Other cities in the Coachella Valley that operate under a four-day work week are Coachella, Desert Hot Springs, and Palm Springs. La Quinta employees work Monday through Thursday and from 8 a.m. to noon on alternate Fridays.
Advantages of the four-day work week, according to Scott’s staff report, include the following:
- Services are available to the public earlier in the morning and later in the evening allowing residents to conduct business with the City before or after work.
- It is a recruiting advantage when filling staff positions, helping the City to be more competitive for staff.
- There are energy savings advantages.
- There are air quality advantages with commutes occurring only four days per week instead of five.
- Phone records indicate there is a high demand for the early morning hours provided by the existing schedule.

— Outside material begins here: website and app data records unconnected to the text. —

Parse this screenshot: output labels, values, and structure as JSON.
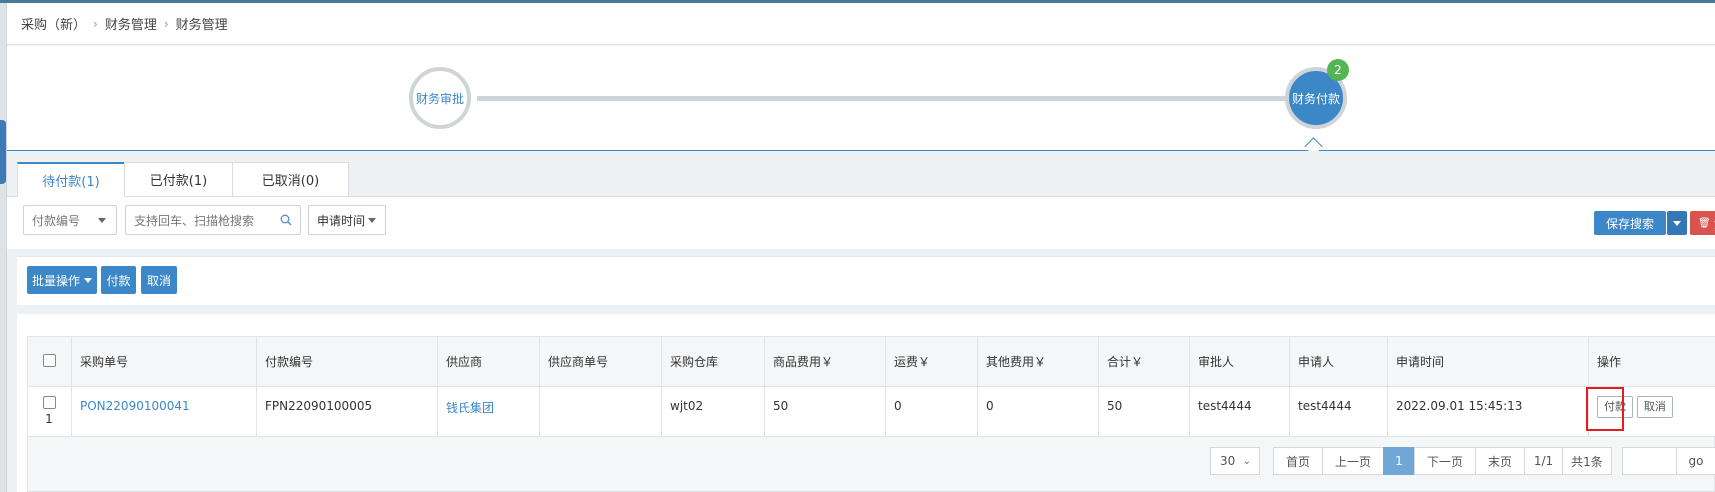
{
  "breadcrumb": [
    "采购（新）",
    "财务管理",
    "财务管理"
  ],
  "steps": [
    {
      "label": "财务审批"
    },
    {
      "label": "财务付款",
      "badge": "2"
    }
  ],
  "tabs": [
    {
      "label": "待付款(1)"
    },
    {
      "label": "已付款(1)"
    },
    {
      "label": "已取消(0)"
    }
  ],
  "filters": {
    "field_select": "付款编号",
    "search_placeholder": "支持回车、扫描枪搜索",
    "time_select": "申请时间",
    "save_search": "保存搜索",
    "clear_label": "清"
  },
  "actions": {
    "batch": "批量操作",
    "pay": "付款",
    "cancel": "取消"
  },
  "table": {
    "headers": [
      "采购单号",
      "付款编号",
      "供应商",
      "供应商单号",
      "采购仓库",
      "商品费用￥",
      "运费￥",
      "其他费用￥",
      "合计￥",
      "审批人",
      "申请人",
      "申请时间",
      "操作"
    ],
    "rows": [
      {
        "index": "1",
        "po_number": "PON22090100041",
        "payment_number": "FPN22090100005",
        "supplier": "钱氏集团",
        "supplier_order": "",
        "warehouse": "wjt02",
        "goods_fee": "50",
        "freight": "0",
        "other_fee": "0",
        "total": "50",
        "approver": "test4444",
        "applicant": "test4444",
        "apply_time": "2022.09.01 15:45:13",
        "op_pay": "付款",
        "op_cancel": "取消"
      }
    ]
  },
  "pagination": {
    "page_size": "30",
    "first": "首页",
    "prev": "上一页",
    "current": "1",
    "next": "下一页",
    "last": "末页",
    "pages": "1/1",
    "total": "共1条",
    "go": "go"
  }
}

- Many services are still provided on Fridays with advance appointments. Department Heads and Division Managers make themselves available as necessary.
Disadvantages of the compressed work week, according to Scott, include the following:
- Some services are not available on Friday, although many exempt employees work remotely on Fridays and many services such as inspections are available if scheduled.
- Perception that it is for the benefit of City employees rather than the public.
- Some businesses, including real estate and others cite Fridays as a key time when they need City services.
- There is a perception among some that hours of operation are reduced with the compressed work week.
City departments have been asked to evaluate options and report on what would be necessary in their respective departments to facilitate opening on Fridays.
Among the options considered were the following:
- Keeping employees on their current 4-10 work schedules but modifying days off so that some employees’ schedules include Fridays as a regular work day.
- Through a meet and confer process changing employees to a 5-8 work schedule.
- Adding staff to provide adequate staffing to be open on Fridays without amending the work schedules of current staff.
- Providing only partial staffing on Fridays to take messages and schedule appointments for the upcoming week.
Normally no action is taken on Study Session items, however, the City Council reserves the right to give specific policy direction and take specific action as necessary.
- Four-Day Work Week: Shutterstock